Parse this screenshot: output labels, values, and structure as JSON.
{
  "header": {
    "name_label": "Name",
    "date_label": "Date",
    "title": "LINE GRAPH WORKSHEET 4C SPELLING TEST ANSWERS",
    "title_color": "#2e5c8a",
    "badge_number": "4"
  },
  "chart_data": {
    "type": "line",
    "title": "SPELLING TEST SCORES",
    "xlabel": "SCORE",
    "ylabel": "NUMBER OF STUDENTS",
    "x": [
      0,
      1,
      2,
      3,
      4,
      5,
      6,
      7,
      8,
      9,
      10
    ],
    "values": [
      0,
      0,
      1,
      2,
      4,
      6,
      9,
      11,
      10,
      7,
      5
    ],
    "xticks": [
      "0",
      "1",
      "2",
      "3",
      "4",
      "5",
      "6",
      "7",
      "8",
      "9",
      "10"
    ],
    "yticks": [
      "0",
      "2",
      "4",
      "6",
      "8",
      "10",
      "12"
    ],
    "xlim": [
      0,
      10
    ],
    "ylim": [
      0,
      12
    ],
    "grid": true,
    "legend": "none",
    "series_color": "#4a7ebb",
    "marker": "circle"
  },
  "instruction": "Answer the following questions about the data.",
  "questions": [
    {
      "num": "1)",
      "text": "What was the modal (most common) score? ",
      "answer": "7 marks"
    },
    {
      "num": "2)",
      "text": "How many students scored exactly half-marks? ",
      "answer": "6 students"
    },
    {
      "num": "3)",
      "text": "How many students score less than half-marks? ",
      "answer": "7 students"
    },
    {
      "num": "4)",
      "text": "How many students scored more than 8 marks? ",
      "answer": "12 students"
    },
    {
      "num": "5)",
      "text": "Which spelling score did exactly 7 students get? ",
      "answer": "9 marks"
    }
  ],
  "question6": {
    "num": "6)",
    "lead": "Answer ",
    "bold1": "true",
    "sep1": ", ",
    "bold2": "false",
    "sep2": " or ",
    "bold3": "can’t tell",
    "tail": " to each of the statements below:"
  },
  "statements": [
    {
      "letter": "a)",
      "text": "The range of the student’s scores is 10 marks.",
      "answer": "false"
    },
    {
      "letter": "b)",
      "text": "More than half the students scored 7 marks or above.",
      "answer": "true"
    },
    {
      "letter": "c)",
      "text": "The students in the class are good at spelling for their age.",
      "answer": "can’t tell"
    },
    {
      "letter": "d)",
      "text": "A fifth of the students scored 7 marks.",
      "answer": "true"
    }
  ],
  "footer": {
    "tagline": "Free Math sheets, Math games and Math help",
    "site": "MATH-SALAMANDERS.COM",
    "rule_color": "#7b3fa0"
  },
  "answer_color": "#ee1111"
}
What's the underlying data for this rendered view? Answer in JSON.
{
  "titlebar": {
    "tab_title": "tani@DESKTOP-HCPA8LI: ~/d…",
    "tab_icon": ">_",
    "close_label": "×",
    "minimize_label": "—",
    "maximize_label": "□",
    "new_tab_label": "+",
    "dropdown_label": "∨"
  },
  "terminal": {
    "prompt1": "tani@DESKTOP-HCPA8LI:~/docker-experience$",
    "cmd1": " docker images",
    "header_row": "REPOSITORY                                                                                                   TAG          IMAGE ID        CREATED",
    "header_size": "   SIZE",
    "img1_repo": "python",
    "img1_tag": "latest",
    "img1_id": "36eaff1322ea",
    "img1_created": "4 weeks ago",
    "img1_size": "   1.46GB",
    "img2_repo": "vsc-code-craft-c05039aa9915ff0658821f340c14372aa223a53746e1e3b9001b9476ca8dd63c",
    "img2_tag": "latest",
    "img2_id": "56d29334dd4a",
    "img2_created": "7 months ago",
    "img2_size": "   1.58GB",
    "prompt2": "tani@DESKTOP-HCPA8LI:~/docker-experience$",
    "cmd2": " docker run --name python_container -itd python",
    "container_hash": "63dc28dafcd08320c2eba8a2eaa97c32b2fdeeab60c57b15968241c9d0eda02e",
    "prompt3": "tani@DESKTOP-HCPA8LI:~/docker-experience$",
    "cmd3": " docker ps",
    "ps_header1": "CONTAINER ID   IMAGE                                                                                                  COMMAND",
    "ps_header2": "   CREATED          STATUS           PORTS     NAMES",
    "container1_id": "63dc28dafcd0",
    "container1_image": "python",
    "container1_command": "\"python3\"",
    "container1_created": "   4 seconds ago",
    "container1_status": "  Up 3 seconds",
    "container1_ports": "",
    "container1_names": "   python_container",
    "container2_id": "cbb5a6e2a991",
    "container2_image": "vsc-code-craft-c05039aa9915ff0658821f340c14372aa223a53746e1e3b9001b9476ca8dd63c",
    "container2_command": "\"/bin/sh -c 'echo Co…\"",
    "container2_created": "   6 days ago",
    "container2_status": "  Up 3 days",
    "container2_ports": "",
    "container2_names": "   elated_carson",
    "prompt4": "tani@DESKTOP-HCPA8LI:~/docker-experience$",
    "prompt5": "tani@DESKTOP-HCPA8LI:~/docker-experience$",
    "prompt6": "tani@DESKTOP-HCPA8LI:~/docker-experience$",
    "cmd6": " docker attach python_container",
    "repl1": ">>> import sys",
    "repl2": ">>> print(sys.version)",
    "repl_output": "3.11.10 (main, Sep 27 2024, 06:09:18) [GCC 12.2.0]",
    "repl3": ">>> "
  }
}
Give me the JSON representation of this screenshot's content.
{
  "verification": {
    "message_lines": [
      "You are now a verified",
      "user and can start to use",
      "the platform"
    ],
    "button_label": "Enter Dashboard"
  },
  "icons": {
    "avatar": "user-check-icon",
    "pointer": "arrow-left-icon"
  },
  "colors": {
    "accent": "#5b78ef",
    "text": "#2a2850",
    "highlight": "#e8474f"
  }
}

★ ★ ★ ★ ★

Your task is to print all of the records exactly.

--- Worked solution ---
Parse this screenshot: output labels, values, and structure as JSON.
{
  "header": {
    "name_label": "Name",
    "date_label": "Date",
    "title": "LINE GRAPH WORKSHEET 4C SPELLING TEST ANSWERS",
    "title_color": "#2e5c8a",
    "badge_number": "4"
  },
  "chart_data": {
    "type": "line",
    "title": "SPELLING TEST SCORES",
    "xlabel": "SCORE",
    "ylabel": "NUMBER OF STUDENTS",
    "x": [
      0,
      1,
      2,
      3,
      4,
      5,
      6,
      7,
      8,
      9,
      10
    ],
    "values": [
      0,
      0,
      1,
      2,
      4,
      6,
      9,
      11,
      10,
      7,
      5
    ],
    "xticks": [
      "0",
      "1",
      "2",
      "3",
      "4",
      "5",
      "6",
      "7",
      "8",
      "9",
      "10"
    ],
    "yticks": [
      "0",
      "2",
      "4",
      "6",
      "8",
      "10",
      "12"
    ],
    "xlim": [
      0,
      10
    ],
    "ylim": [
      0,
      12
    ],
    "grid": true,
    "legend": "none",
    "series_color": "#4a7ebb",
    "marker": "circle"
  },
  "instruction": "Answer the following questions about the data.",
  "questions": [
    {
      "num": "1)",
      "text": "What was the modal (most common) score? ",
      "answer": "7 marks"
    },
    {
      "num": "2)",
      "text": "How many students scored exactly half-marks? ",
      "answer": "6 students"
    },
    {
      "num": "3)",
      "text": "How many students score less than half-marks? ",
      "answer": "7 students"
    },
    {
      "num": "4)",
      "text": "How many students scored more than 8 marks? ",
      "answer": "12 students"
    },
    {
      "num": "5)",
      "text": "Which spelling score did exactly 7 students get? ",
      "answer": "9 marks"
    }
  ],
  "question6": {
    "num": "6)",
    "lead": "Answer ",
    "bold1": "true",
    "sep1": ", ",
    "bold2": "false",
    "sep2": " or ",
    "bold3": "can’t tell",
    "tail": " to each of the statements below:"
  },
  "statements": [
    {
      "letter": "a)",
      "text": "The range of the student’s scores is 10 marks.",
      "answer": "false"
    },
    {
      "letter": "b)",
      "text": "More than half the students scored 7 marks or above.",
      "answer": "true"
    },
    {
      "letter": "c)",
      "text": "The students in the class are good at spelling for their age.",
      "answer": "can’t tell"
    },
    {
      "letter": "d)",
      "text": "A fifth of the students scored 7 marks.",
      "answer": "true"
    }
  ],
  "footer": {
    "tagline": "Free Math sheets, Math games and Math help",
    "site": "MATH-SALAMANDERS.COM",
    "rule_color": "#7b3fa0"
  },
  "answer_color": "#ee1111"
}
What's the underlying data for this rendered view? Answer in JSON.
{
  "titlebar": {
    "tab_title": "tani@DESKTOP-HCPA8LI: ~/d…",
    "tab_icon": ">_",
    "close_label": "×",
    "minimize_label": "—",
    "maximize_label": "□",
    "new_tab_label": "+",
    "dropdown_label": "∨"
  },
  "terminal": {
    "prompt1": "tani@DESKTOP-HCPA8LI:~/docker-experience$",
    "cmd1": " docker images",
    "header_row": "REPOSITORY                                                                                                   TAG          IMAGE ID        CREATED",
    "header_size": "   SIZE",
    "img1_repo": "python",
    "img1_tag": "latest",
    "img1_id": "36eaff1322ea",
    "img1_created": "4 weeks ago",
    "img1_size": "   1.46GB",
    "img2_repo": "vsc-code-craft-c05039aa9915ff0658821f340c14372aa223a53746e1e3b9001b9476ca8dd63c",
    "img2_tag": "latest",
    "img2_id": "56d29334dd4a",
    "img2_created": "7 months ago",
    "img2_size": "   1.58GB",
    "prompt2": "tani@DESKTOP-HCPA8LI:~/docker-experience$",
    "cmd2": " docker run --name python_container -itd python",
    "container_hash": "63dc28dafcd08320c2eba8a2eaa97c32b2fdeeab60c57b15968241c9d0eda02e",
    "prompt3": "tani@DESKTOP-HCPA8LI:~/docker-experience$",
    "cmd3": " docker ps",
    "ps_header1": "CONTAINER ID   IMAGE                                                                                                  COMMAND",
    "ps_header2": "   CREATED          STATUS           PORTS     NAMES",
    "container1_id": "63dc28dafcd0",
    "container1_image": "python",
    "container1_command": "\"python3\"",
    "container1_created": "   4 seconds ago",
    "container1_status": "  Up 3 seconds",
    "container1_ports": "",
    "container1_names": "   python_container",
    "container2_id": "cbb5a6e2a991",
    "container2_image": "vsc-code-craft-c05039aa9915ff0658821f340c14372aa223a53746e1e3b9001b9476ca8dd63c",
    "container2_command": "\"/bin/sh -c 'echo Co…\"",
    "container2_created": "   6 days ago",
    "container2_status": "  Up 3 days",
    "container2_ports": "",
    "container2_names": "   elated_carson",
    "prompt4": "tani@DESKTOP-HCPA8LI:~/docker-experience$",
    "prompt5": "tani@DESKTOP-HCPA8LI:~/docker-experience$",
    "prompt6": "tani@DESKTOP-HCPA8LI:~/docker-experience$",
    "cmd6": " docker attach python_container",
    "repl1": ">>> import sys",
    "repl2": ">>> print(sys.version)",
    "repl_output": "3.11.10 (main, Sep 27 2024, 06:09:18) [GCC 12.2.0]",
    "repl3": ">>> "
  }
}
Give me the JSON representation of this screenshot's content.
{
  "verification": {
    "message_lines": [
      "You are now a verified",
      "user and can start to use",
      "the platform"
    ],
    "button_label": "Enter Dashboard"
  },
  "icons": {
    "avatar": "user-check-icon",
    "pointer": "arrow-left-icon"
  },
  "colors": {
    "accent": "#5b78ef",
    "text": "#2a2850",
    "highlight": "#e8474f"
  }
}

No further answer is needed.